It wasn't all that long ago that Phil Dalhausser began to see the writing on the wall, that his career as arguably the greatest blocker in American beach volleyball history was coming to an end, that the Tokyo Olympics would likely be his last international tournament, and that, as a result, there really wasn't much sense in continuing to live in California.
But Florida? Florida's home. Florida is where Dalhausser was raised, where he first began to play the sport that gave him so much. And Florida is where, upon moving shortly after competing in the 2016 Rio Olympic Games, Dalhausser saw something you don’t see much in California: Grass.
Acres and acres of it, right across the street from his home in Orlando. Four soccer fields’ worth of the stuff.
An idea was born.
"I'm like 'Man this is a perfect spot for a grass tournament,'" Dalhausser recalled. But Dalhausser, for all his acumen as a player, didn't know the first thing about throwing a grass tournament. Heck, it had been nearly two decades since he last competed on the grass, in Pottstown in 2004, an event he recalls with a laugh and says he still might be sore from.
"I've never been so sore in my life," the Thin Beast recalled. "It's big court, all old school rules, and there’s 80 teams in open or something. An insane amount of volleyball."
A type of volleyball that’s attractive to both beach and indoor players alike. The surface more closely resembles that of the indoor game, as does its style of play – physical, with big serves and bigger swings. But the conditions – maybe windy, maybe rainy, maybe sunny, maybe a bit of all three – are closer to the beach, as is the number of players on the court, with most grass tournaments featuring two or three players on a team. To throw grass tournaments is to marry the two types of volleyball together, and to marry the two types of volleyball together is, in Dalhausser's mind, going to attract more players to the sport.
That rising tide in participation, to borrow a phrase, would lift all boats in this proverbial beach volleyball ocean.
"To me, having indoor players come outside is a good thing for the beach," Dalhausser said. "Maybe they go 'I kinda like this, I’m touching the ball every play,' maybe that brings more players to the beach. The more people playing on the sand, it’s better for the beach game."
In a way, then, Dalhausser is growing the beach game in the indirect manner of hosting a pair of grass volleyball clinics, one at The Clash, a tournament he played in his college days at the University of Central Florida, and another at the 30th annual Pottstown Rumble.

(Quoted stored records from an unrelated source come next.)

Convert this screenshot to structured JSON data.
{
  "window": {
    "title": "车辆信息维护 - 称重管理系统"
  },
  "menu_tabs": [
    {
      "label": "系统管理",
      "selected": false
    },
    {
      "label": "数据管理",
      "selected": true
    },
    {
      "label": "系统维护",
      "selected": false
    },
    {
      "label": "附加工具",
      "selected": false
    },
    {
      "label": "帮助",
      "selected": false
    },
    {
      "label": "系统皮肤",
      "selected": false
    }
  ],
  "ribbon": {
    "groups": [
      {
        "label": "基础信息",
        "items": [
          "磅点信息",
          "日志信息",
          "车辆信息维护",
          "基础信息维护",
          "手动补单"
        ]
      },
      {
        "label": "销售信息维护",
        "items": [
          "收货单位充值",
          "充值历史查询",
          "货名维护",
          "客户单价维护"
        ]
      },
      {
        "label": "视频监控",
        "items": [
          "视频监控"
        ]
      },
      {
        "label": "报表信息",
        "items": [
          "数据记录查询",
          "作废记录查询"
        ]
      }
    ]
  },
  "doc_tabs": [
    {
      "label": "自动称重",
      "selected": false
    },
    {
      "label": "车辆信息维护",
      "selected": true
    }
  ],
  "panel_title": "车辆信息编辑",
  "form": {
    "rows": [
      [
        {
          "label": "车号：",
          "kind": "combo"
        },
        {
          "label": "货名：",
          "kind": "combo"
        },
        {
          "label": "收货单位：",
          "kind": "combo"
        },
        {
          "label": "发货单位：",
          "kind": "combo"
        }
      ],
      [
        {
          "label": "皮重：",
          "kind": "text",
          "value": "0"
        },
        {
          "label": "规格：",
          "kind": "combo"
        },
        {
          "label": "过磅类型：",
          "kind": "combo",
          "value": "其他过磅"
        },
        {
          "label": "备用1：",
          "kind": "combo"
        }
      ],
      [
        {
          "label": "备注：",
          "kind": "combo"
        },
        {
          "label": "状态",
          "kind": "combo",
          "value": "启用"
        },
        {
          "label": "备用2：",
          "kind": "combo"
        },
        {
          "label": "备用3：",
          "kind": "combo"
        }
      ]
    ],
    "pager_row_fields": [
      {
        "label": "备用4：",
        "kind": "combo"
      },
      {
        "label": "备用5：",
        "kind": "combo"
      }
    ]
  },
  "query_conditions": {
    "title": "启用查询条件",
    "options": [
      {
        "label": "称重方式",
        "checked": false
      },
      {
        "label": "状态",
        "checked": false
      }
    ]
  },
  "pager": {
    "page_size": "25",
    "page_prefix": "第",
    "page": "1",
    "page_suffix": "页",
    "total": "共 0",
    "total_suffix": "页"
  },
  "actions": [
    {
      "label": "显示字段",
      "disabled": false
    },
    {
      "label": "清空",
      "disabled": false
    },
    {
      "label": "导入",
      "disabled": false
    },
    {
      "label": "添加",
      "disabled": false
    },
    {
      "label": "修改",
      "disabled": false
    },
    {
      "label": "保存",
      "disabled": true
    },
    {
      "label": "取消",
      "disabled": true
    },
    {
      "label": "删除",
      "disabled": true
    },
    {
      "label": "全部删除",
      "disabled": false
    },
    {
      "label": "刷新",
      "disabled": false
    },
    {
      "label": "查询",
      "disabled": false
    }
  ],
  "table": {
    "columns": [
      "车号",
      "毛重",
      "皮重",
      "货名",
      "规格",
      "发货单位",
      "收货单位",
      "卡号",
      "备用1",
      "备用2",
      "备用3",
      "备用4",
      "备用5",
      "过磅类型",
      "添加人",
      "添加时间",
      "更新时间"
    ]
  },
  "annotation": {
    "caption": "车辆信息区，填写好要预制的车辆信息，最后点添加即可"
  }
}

"I want to get out there and show my face in the grass world," Dalhausser said. "I think grass is going to be popular. I think it's going to be indoor players and beach playing, and that's never really happened before. Usually, you're strictly an indoor player or strictly a beach player. There are a few people who go back and forth, but it's pretty rare. Now it kind of marries the two sports. I think there's an opportunity in grass volleyball, and I have these humongous soccer fields down the street, restaurants, everything is set up perfectly. I want to get grass going."
It's already been growing plenty. When Volley America merged with the AVP in 2018, grass was at the forefront of AVPAmerica Director Carly Gant's priorities.
"There is an emerging sport that we are bringing continuity to but still giving it its space to be what it always has been," she said. "We are providing opportunities for all levels of players to compete while helping grow the local tours and volleyball communities. Our partnership with USAV is integral in breaking into the indoor market and getting some of those players onto the grass for an easier transition. Working with Phil and Jen [Dalhausser's wife] has been so fun. We plan to have Phil attend several more Grass Tour events including Grass Nationals in Chattanooga this year. Be on the lookout for some interesting things there this year, as Chattanooga also offers two sand volleyball courts. We are working on the programming now for that event. Grass and sand in one place is awesome!"
Throughout, Dalhausser, a consummate learner, will be taking notes – here's how you format a tournament, here's how you attain permits, here's how you keep things running when the inevitable Florida rain sprinkles or pours in buckets from the sky. Soon, he'll be making use of those soccer fields down the street.
Soon, Phil Dalhausser, one of the greatest to ever touch a beach volleyball, will be making his own transition to the grass, marrying the two sports together in the perpetual growth of the game, no matter the surface.
~ Travis Mewhirter: @trammew